Association of Public Health Laboratories (APHL)
Improving detection of enteric (gut) pathogens including those that are resistant to antimicrobials in PulseNet International by expanding data collection in Southeast Asia
There is limited information in the Asia Pacific region on the occurrence and severity of enteric disease outbreaks and associated antimicrobial susceptibility patterns. APHL will work across Australia, Bangladesh, China, Hong Kong, India, Japan, Korea, Malaysia, New Zealand, Philippines, Taiwan, Thailand, Vietnam to increase enteric disease data and facilitate data sharing between countries. The information collected will help the scientific community understand the spread of enteric bacterial disease and antimicrobial resistance in these countries.

Family Health International (FHI360)
Improving water, sanitation, and hygiene and environmental monitoring in Kenya to address drug-resistant enteric pathogen transmission
Water, sanitation and hygiene (WASH) systems are critical to human health, survival, and development, yet poorly functioning systems may be spreading antimicrobial-resistant enteric pathogens and their genes. In countries challenged in providing adequate sanitation for their entire populations, the role of the environment may be significant in contributing to exposure to antimicrobial-resistant enteric pathogens. In Kenya, Family Health International will work with local laboratories to improve environmental monitoring of antimicrobial-resistant enteric pathogens—for example in water and wastewater systems—and work to assess risk factors for exposure to those pathogens to understand and improve prevention measures.

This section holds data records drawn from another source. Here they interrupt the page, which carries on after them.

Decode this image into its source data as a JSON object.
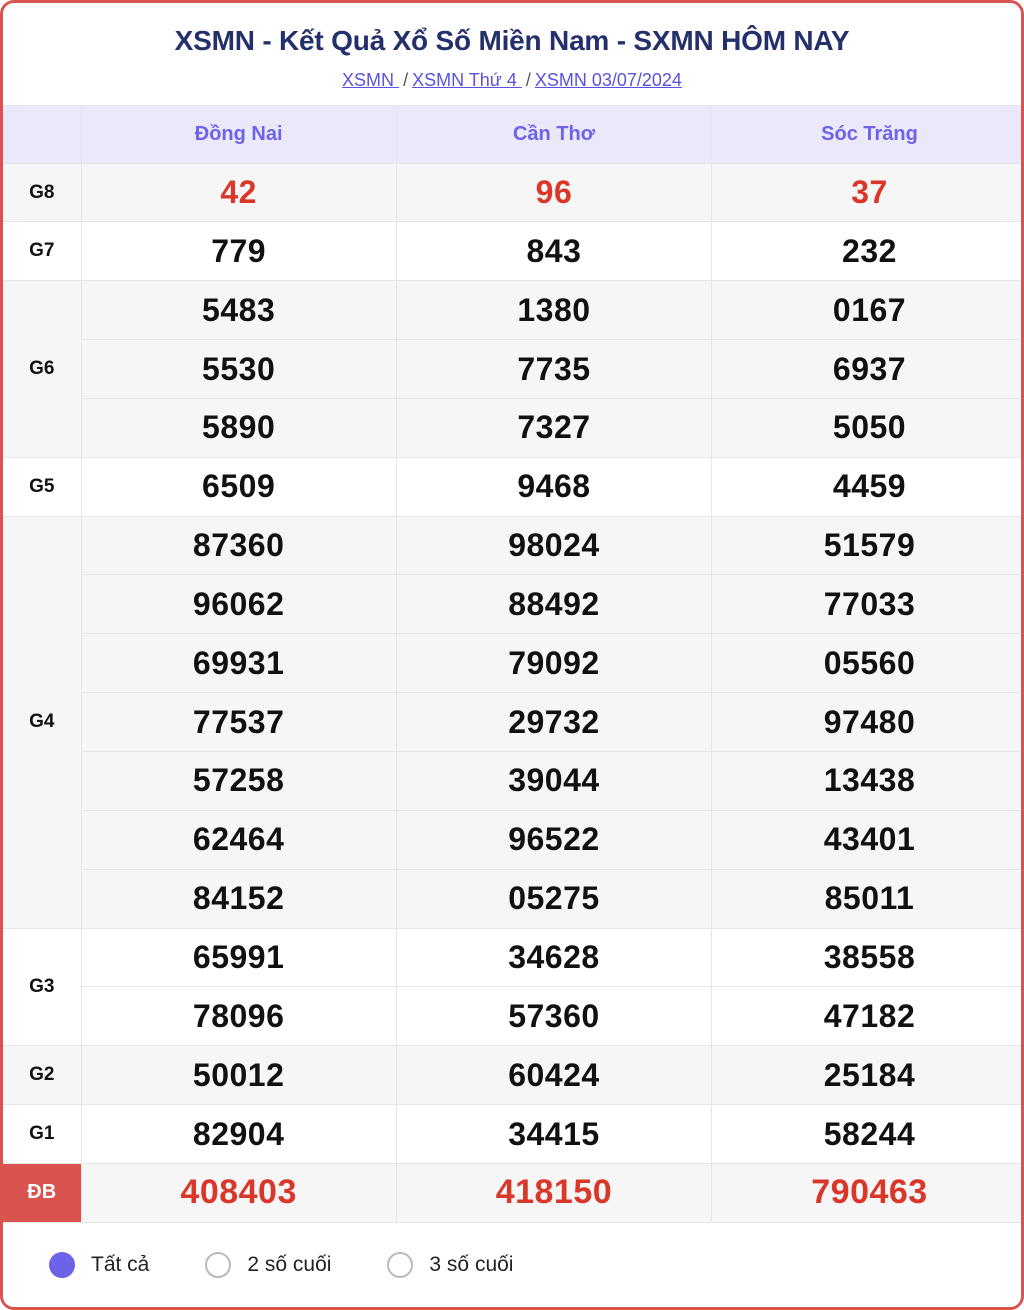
{
  "header": {
    "title": "XSMN - Kết Quả Xổ Số Miền Nam - SXMN HÔM NAY",
    "breadcrumb": {
      "item1": "XSMN ",
      "sep1": "/",
      "item2": "XSMN Thứ 4 ",
      "sep2": "/",
      "item3": "XSMN 03/07/2024"
    }
  },
  "table": {
    "blank_header": "",
    "provinces": [
      "Đồng Nai",
      "Cần Thơ",
      "Sóc Trăng"
    ],
    "prizes": [
      {
        "label": "G8",
        "shade": true,
        "color": "red",
        "rows": [
          [
            "42",
            "96",
            "37"
          ]
        ]
      },
      {
        "label": "G7",
        "shade": false,
        "color": "black",
        "rows": [
          [
            "779",
            "843",
            "232"
          ]
        ]
      },
      {
        "label": "G6",
        "shade": true,
        "color": "black",
        "rows": [
          [
            "5483",
            "1380",
            "0167"
          ],
          [
            "5530",
            "7735",
            "6937"
          ],
          [
            "5890",
            "7327",
            "5050"
          ]
        ]
      },
      {
        "label": "G5",
        "shade": false,
        "color": "black",
        "rows": [
          [
            "6509",
            "9468",
            "4459"
          ]
        ]
      },
      {
        "label": "G4",
        "shade": true,
        "color": "black",
        "rows": [
          [
            "87360",
            "98024",
            "51579"
          ],
          [
            "96062",
            "88492",
            "77033"
          ],
          [
            "69931",
            "79092",
            "05560"
          ],
          [
            "77537",
            "29732",
            "97480"
          ],
          [
            "57258",
            "39044",
            "13438"
          ],
          [
            "62464",
            "96522",
            "43401"
          ],
          [
            "84152",
            "05275",
            "85011"
          ]
        ]
      },
      {
        "label": "G3",
        "shade": false,
        "color": "black",
        "rows": [
          [
            "65991",
            "34628",
            "38558"
          ],
          [
            "78096",
            "57360",
            "47182"
          ]
        ]
      },
      {
        "label": "G2",
        "shade": true,
        "color": "black",
        "rows": [
          [
            "50012",
            "60424",
            "25184"
          ]
        ]
      },
      {
        "label": "G1",
        "shade": false,
        "color": "black",
        "rows": [
          [
            "82904",
            "34415",
            "58244"
          ]
        ]
      },
      {
        "label": "ĐB",
        "shade": true,
        "color": "db",
        "is_db": true,
        "rows": [
          [
            "408403",
            "418150",
            "790463"
          ]
        ]
      }
    ]
  },
  "footer": {
    "options": [
      {
        "label": "Tất cả",
        "selected": true
      },
      {
        "label": "2 số cuối",
        "selected": false
      },
      {
        "label": "3 số cuối",
        "selected": false
      }
    ]
  },
  "colors": {
    "border": "#d9534f",
    "title": "#24306b",
    "link": "#5a52dd",
    "header_bg": "#eae8f9",
    "header_text": "#6c63e8",
    "highlight_red": "#d8372a",
    "db_badge_bg": "#d9534f",
    "radio_on": "#6c63e8",
    "row_shade": "#f6f6f6"
  }
}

Resistant Respiratory Pathogens

American Society for Microbiology (ASM)
Enhancing global laboratory capacity in Mexico and Brazil to detect, assess, and respond to emerging antimicrobial resistance in Bordetella pertussis
ASM will work with partners to strengthen laboratory system data reporting and improve antimicrobial resistance detection and response for Bordetella pertussis. A vaccine-preventable disease, Bordetella pertussis,  was recently added to CDC’s antimicrobial-resistant Watch List as a potential growing threat. ASM plans to work with partners in Mexico and Brazil to identify emerging resistance in this pathogen and help respond when and where outbreaks occur.

Global Scientific Solutions for Health
Improving detection and response to antimicrobial-resistant Meningococcal disease in Burkina Faso and Togo
Global Scientific Solutions for Health (GGS) will reinforce surveillance systems for antimicrobial-resistant Neisseria meningitidis in Burkina Faso and Togo and create tailored work plans for each. The data and findings from this project will guide public health decision making and planning for how to track and respond to the threat of meningitis outbreaks in partner countries and the broader region. 

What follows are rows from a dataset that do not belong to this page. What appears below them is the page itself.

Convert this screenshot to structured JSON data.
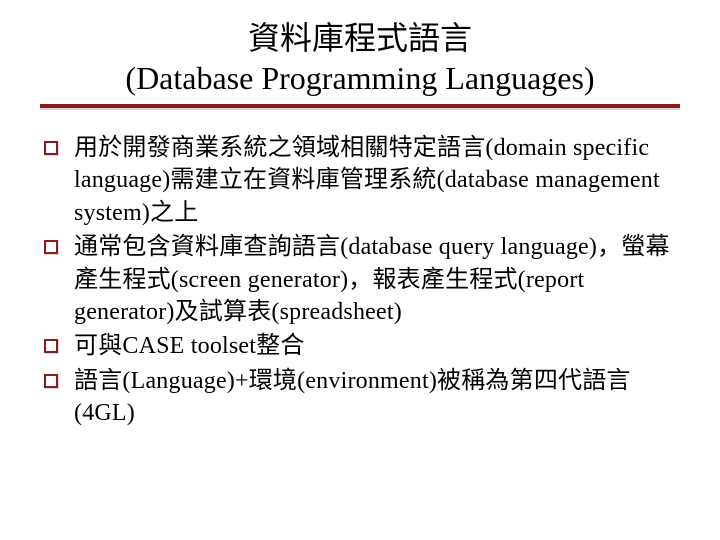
{
  "title": {
    "line1": "資料庫程式語言",
    "line2": "(Database Programming Languages)"
  },
  "bullets": [
    "用於開發商業系統之領域相關特定語言(domain specific language)需建立在資料庫管理系統(database management system)之上",
    "通常包含資料庫查詢語言(database query language)，螢幕產生程式(screen generator)，報表產生程式(report generator)及試算表(spreadsheet)",
    "可與CASE toolset整合",
    "語言(Language)+環境(environment)被稱為第四代語言(4GL)"
  ],
  "colors": {
    "accent": "#8b1a1a"
  }
}
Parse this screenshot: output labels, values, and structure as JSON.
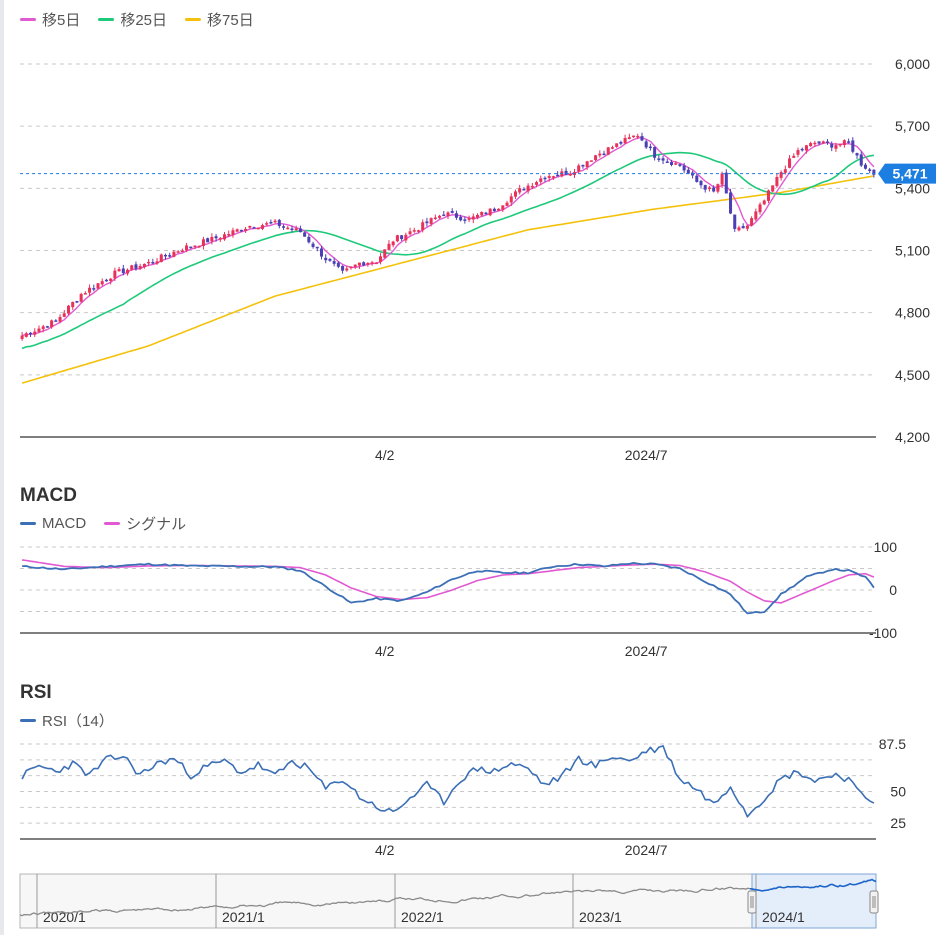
{
  "colors": {
    "up": "#e8325a",
    "down": "#4b41b5",
    "ma5": "#e25ad2",
    "ma25": "#1fc97a",
    "ma75": "#f4c20d",
    "macd": "#3b6fb6",
    "signal": "#e25ad2",
    "rsi": "#3b6fb6",
    "price_tag": "#1c7ee0",
    "grid": "#c9c9c9",
    "axis": "#333333"
  },
  "main_legend": [
    {
      "label": "移5日",
      "color": "#e25ad2"
    },
    {
      "label": "移25日",
      "color": "#1fc97a"
    },
    {
      "label": "移75日",
      "color": "#f4c20d"
    }
  ],
  "macd_panel": {
    "title": "MACD",
    "legend": [
      {
        "label": "MACD",
        "color": "#3b6fb6"
      },
      {
        "label": "シグナル",
        "color": "#e25ad2"
      }
    ]
  },
  "rsi_panel": {
    "title": "RSI",
    "legend": [
      {
        "label": "RSI（14）",
        "color": "#3b6fb6"
      }
    ]
  },
  "current_price_label": "5,471",
  "navigator": {
    "labels": [
      "2020/1",
      "2021/1",
      "2022/1",
      "2023/1",
      "2024/1"
    ]
  },
  "chart_data": [
    {
      "type": "candlestick",
      "title": "",
      "ylim": [
        4200,
        6000
      ],
      "yticks": [
        4200,
        4500,
        4800,
        5100,
        5400,
        5700,
        6000
      ],
      "ytick_labels": [
        "4,200",
        "4,500",
        "4,800",
        "5,100",
        "5,400",
        "5,700",
        "6,000"
      ],
      "xtick_labels": [
        "4/2",
        "2024/7"
      ],
      "last_price": 5471,
      "series_close_keypoints": [
        [
          0,
          4690
        ],
        [
          8,
          4760
        ],
        [
          14,
          4890
        ],
        [
          22,
          4990
        ],
        [
          30,
          5040
        ],
        [
          38,
          5110
        ],
        [
          46,
          5160
        ],
        [
          54,
          5220
        ],
        [
          60,
          5230
        ],
        [
          66,
          5190
        ],
        [
          72,
          5060
        ],
        [
          76,
          4990
        ],
        [
          80,
          5040
        ],
        [
          84,
          5050
        ],
        [
          88,
          5150
        ],
        [
          94,
          5210
        ],
        [
          100,
          5280
        ],
        [
          106,
          5250
        ],
        [
          112,
          5300
        ],
        [
          118,
          5390
        ],
        [
          124,
          5460
        ],
        [
          130,
          5480
        ],
        [
          136,
          5560
        ],
        [
          142,
          5620
        ],
        [
          146,
          5660
        ],
        [
          150,
          5560
        ],
        [
          156,
          5510
        ],
        [
          160,
          5430
        ],
        [
          164,
          5380
        ],
        [
          166,
          5460
        ],
        [
          169,
          5190
        ],
        [
          172,
          5220
        ],
        [
          176,
          5340
        ],
        [
          180,
          5480
        ],
        [
          184,
          5580
        ],
        [
          188,
          5620
        ],
        [
          192,
          5610
        ],
        [
          196,
          5620
        ],
        [
          199,
          5520
        ],
        [
          202,
          5471
        ]
      ],
      "moving_averages": [
        {
          "name": "移5日",
          "period": 5
        },
        {
          "name": "移25日",
          "period": 25
        },
        {
          "name": "移75日",
          "period": 75
        }
      ],
      "ma75_keypoints": [
        [
          0,
          4460
        ],
        [
          30,
          4640
        ],
        [
          60,
          4880
        ],
        [
          90,
          5040
        ],
        [
          120,
          5200
        ],
        [
          150,
          5300
        ],
        [
          180,
          5380
        ],
        [
          202,
          5460
        ]
      ]
    },
    {
      "type": "line",
      "title": "MACD",
      "ylim": [
        -100,
        100
      ],
      "ytick_labels": [
        "100",
        "0",
        "-100"
      ],
      "xtick_labels": [
        "4/2",
        "2024/7"
      ],
      "series": [
        {
          "name": "MACD",
          "keypoints": [
            [
              0,
              55
            ],
            [
              10,
              48
            ],
            [
              20,
              55
            ],
            [
              30,
              60
            ],
            [
              40,
              56
            ],
            [
              50,
              55
            ],
            [
              60,
              54
            ],
            [
              66,
              45
            ],
            [
              72,
              8
            ],
            [
              78,
              -30
            ],
            [
              84,
              -20
            ],
            [
              90,
              -25
            ],
            [
              96,
              -5
            ],
            [
              102,
              25
            ],
            [
              108,
              45
            ],
            [
              114,
              40
            ],
            [
              120,
              40
            ],
            [
              126,
              55
            ],
            [
              132,
              60
            ],
            [
              138,
              55
            ],
            [
              144,
              62
            ],
            [
              150,
              60
            ],
            [
              156,
              50
            ],
            [
              162,
              20
            ],
            [
              168,
              -10
            ],
            [
              172,
              -55
            ],
            [
              176,
              -50
            ],
            [
              180,
              -10
            ],
            [
              186,
              30
            ],
            [
              192,
              48
            ],
            [
              196,
              45
            ],
            [
              200,
              30
            ],
            [
              202,
              5
            ]
          ]
        },
        {
          "name": "シグナル",
          "keypoints": [
            [
              0,
              70
            ],
            [
              10,
              55
            ],
            [
              20,
              52
            ],
            [
              30,
              56
            ],
            [
              40,
              57
            ],
            [
              50,
              56
            ],
            [
              60,
              55
            ],
            [
              66,
              52
            ],
            [
              72,
              35
            ],
            [
              78,
              5
            ],
            [
              84,
              -15
            ],
            [
              90,
              -22
            ],
            [
              96,
              -18
            ],
            [
              102,
              0
            ],
            [
              108,
              22
            ],
            [
              114,
              35
            ],
            [
              120,
              38
            ],
            [
              126,
              45
            ],
            [
              132,
              52
            ],
            [
              138,
              55
            ],
            [
              144,
              58
            ],
            [
              150,
              60
            ],
            [
              156,
              57
            ],
            [
              162,
              42
            ],
            [
              168,
              20
            ],
            [
              172,
              -5
            ],
            [
              176,
              -25
            ],
            [
              180,
              -30
            ],
            [
              186,
              -5
            ],
            [
              192,
              20
            ],
            [
              196,
              35
            ],
            [
              200,
              38
            ],
            [
              202,
              30
            ]
          ]
        }
      ]
    },
    {
      "type": "line",
      "title": "RSI",
      "ylim": [
        25,
        87.5
      ],
      "ytick_labels": [
        "87.5",
        "50",
        "25"
      ],
      "xtick_labels": [
        "4/2",
        "2024/7"
      ],
      "series": [
        {
          "name": "RSI（14）",
          "keypoints": [
            [
              0,
              62
            ],
            [
              4,
              70
            ],
            [
              8,
              66
            ],
            [
              12,
              72
            ],
            [
              16,
              63
            ],
            [
              20,
              75
            ],
            [
              24,
              78
            ],
            [
              28,
              63
            ],
            [
              32,
              72
            ],
            [
              36,
              76
            ],
            [
              40,
              63
            ],
            [
              44,
              70
            ],
            [
              48,
              74
            ],
            [
              52,
              65
            ],
            [
              56,
              71
            ],
            [
              60,
              62
            ],
            [
              64,
              74
            ],
            [
              68,
              68
            ],
            [
              72,
              52
            ],
            [
              76,
              60
            ],
            [
              80,
              46
            ],
            [
              84,
              38
            ],
            [
              88,
              33
            ],
            [
              92,
              45
            ],
            [
              96,
              55
            ],
            [
              100,
              42
            ],
            [
              104,
              60
            ],
            [
              108,
              68
            ],
            [
              112,
              66
            ],
            [
              116,
              72
            ],
            [
              120,
              68
            ],
            [
              124,
              55
            ],
            [
              128,
              62
            ],
            [
              132,
              76
            ],
            [
              136,
              70
            ],
            [
              140,
              78
            ],
            [
              144,
              74
            ],
            [
              148,
              82
            ],
            [
              152,
              85
            ],
            [
              156,
              60
            ],
            [
              160,
              52
            ],
            [
              164,
              40
            ],
            [
              168,
              55
            ],
            [
              172,
              32
            ],
            [
              176,
              45
            ],
            [
              180,
              60
            ],
            [
              184,
              66
            ],
            [
              188,
              58
            ],
            [
              192,
              64
            ],
            [
              196,
              60
            ],
            [
              198,
              50
            ],
            [
              202,
              42
            ]
          ]
        }
      ]
    }
  ]
}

Koperasi Jasa Institut Riset Eijkman
Improving capacity to detect and monitor emerging antimicrobial resistance in bacterial respiratory pathogens, with a focus on Streptococcus pneumoniae, in Indonesia
Koperasi Jasa Institut Riset Eijkman will build on existing work with CDC and enhance capacity of clinical laboratories at select secondary or tertiary hospitals in Indonesia for identification and characterization of antimicrobial-resistant respiratory germs, with a focus on Streptococcus pneumoniae. This research will also create guidelines and opportunities for other regional facilities to replicate the laboratories’ success.